__THE PROBLEM__
Which lines in the records below include the word "プランナー"? Report each of them in full.

▼

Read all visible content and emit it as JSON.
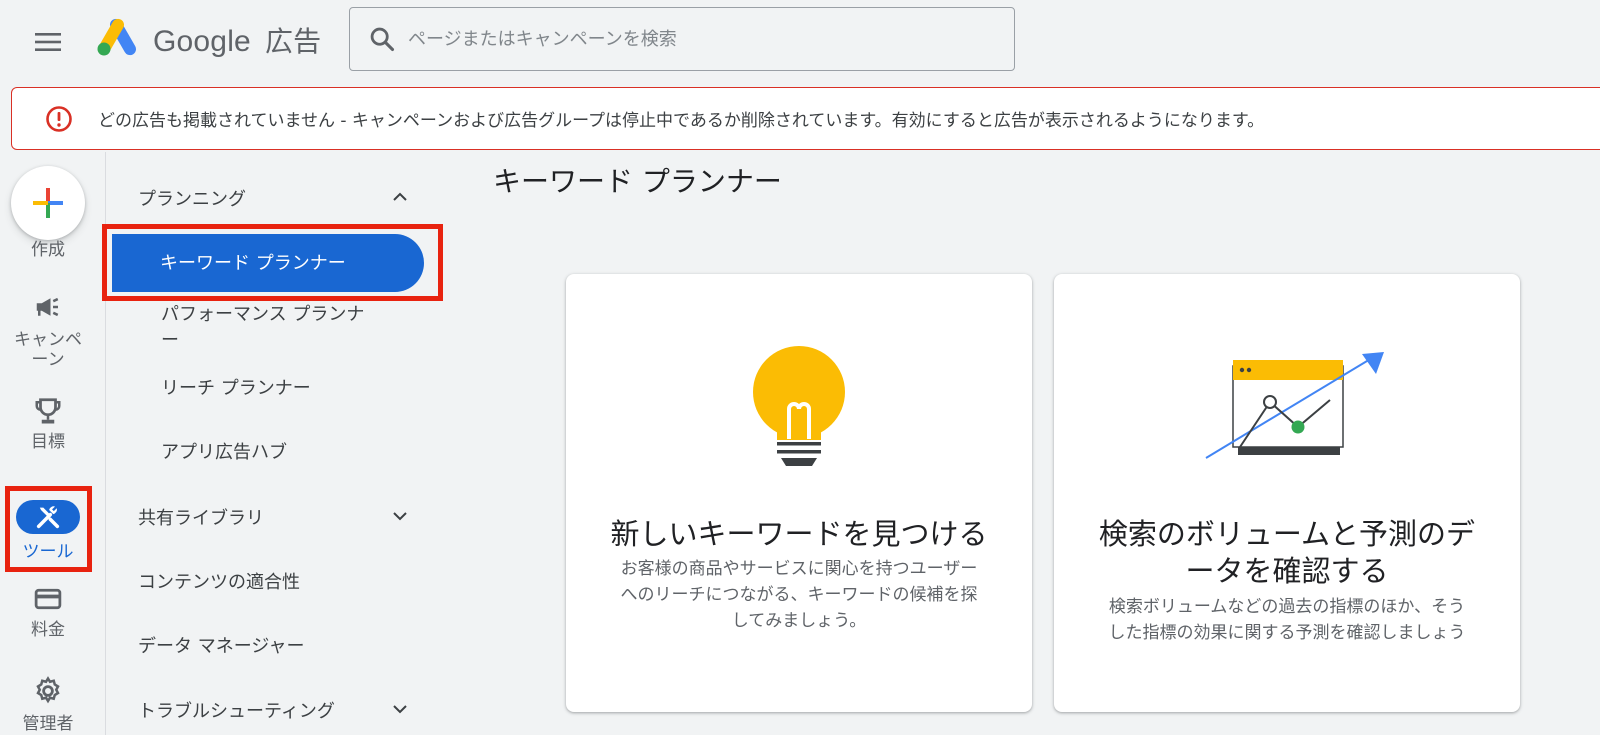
{
  "header": {
    "brand_name": "Google",
    "brand_suffix": "広告",
    "search_placeholder": "ページまたはキャンペーンを検索",
    "menu_icon": "hamburger-menu-icon",
    "search_icon": "search-icon"
  },
  "alert": {
    "icon": "error-icon",
    "text": "どの広告も掲載されていません - キャンペーンおよび広告グループは停止中であるか削除されています。有効にすると広告が表示されるようになります。",
    "color": "#d93025"
  },
  "rail": {
    "create_label": "作成",
    "items": [
      {
        "label1": "キャンペ",
        "label2": "ーン",
        "icon": "megaphone-icon"
      },
      {
        "label": "目標",
        "icon": "trophy-icon"
      },
      {
        "label": "ツール",
        "icon": "tools-icon",
        "active": true
      },
      {
        "label": "料金",
        "icon": "credit-card-icon"
      },
      {
        "label": "管理者",
        "icon": "gear-icon"
      }
    ]
  },
  "subnav": {
    "planning": "プランニング",
    "keyword_planner": "キーワード プランナー",
    "performance_planner_1": "パフォーマンス プランナ",
    "performance_planner_2": "ー",
    "reach_planner": "リーチ プランナー",
    "app_ads_hub": "アプリ広告ハブ",
    "shared_library": "共有ライブラリ",
    "content_suitability": "コンテンツの適合性",
    "data_manager": "データ マネージャー",
    "troubleshooting": "トラブルシューティング"
  },
  "main": {
    "title": "キーワード プランナー",
    "cards": [
      {
        "title": "新しいキーワードを見つける",
        "desc1": "お客様の商品やサービスに関心を持つユーザー",
        "desc2": "へのリーチにつながる、キーワードの候補を探",
        "desc3": "してみましょう。",
        "icon": "lightbulb-icon"
      },
      {
        "title1": "検索のボリュームと予測のデ",
        "title2": "ータを確認する",
        "desc1": "検索ボリュームなどの過去の指標のほか、そう",
        "desc2": "した指標の効果に関する予測を確認しましょう",
        "icon": "trend-chart-icon"
      }
    ]
  },
  "colors": {
    "accent": "#1967d2",
    "highlight": "#e8220f",
    "alert": "#d93025"
  }
}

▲

__SOLUTION FOR THIS PROBLEM__
    "keyword_planner": "キーワード プランナー",
    "reach_planner": "リーチ プランナー",
    "title": "キーワード プランナー",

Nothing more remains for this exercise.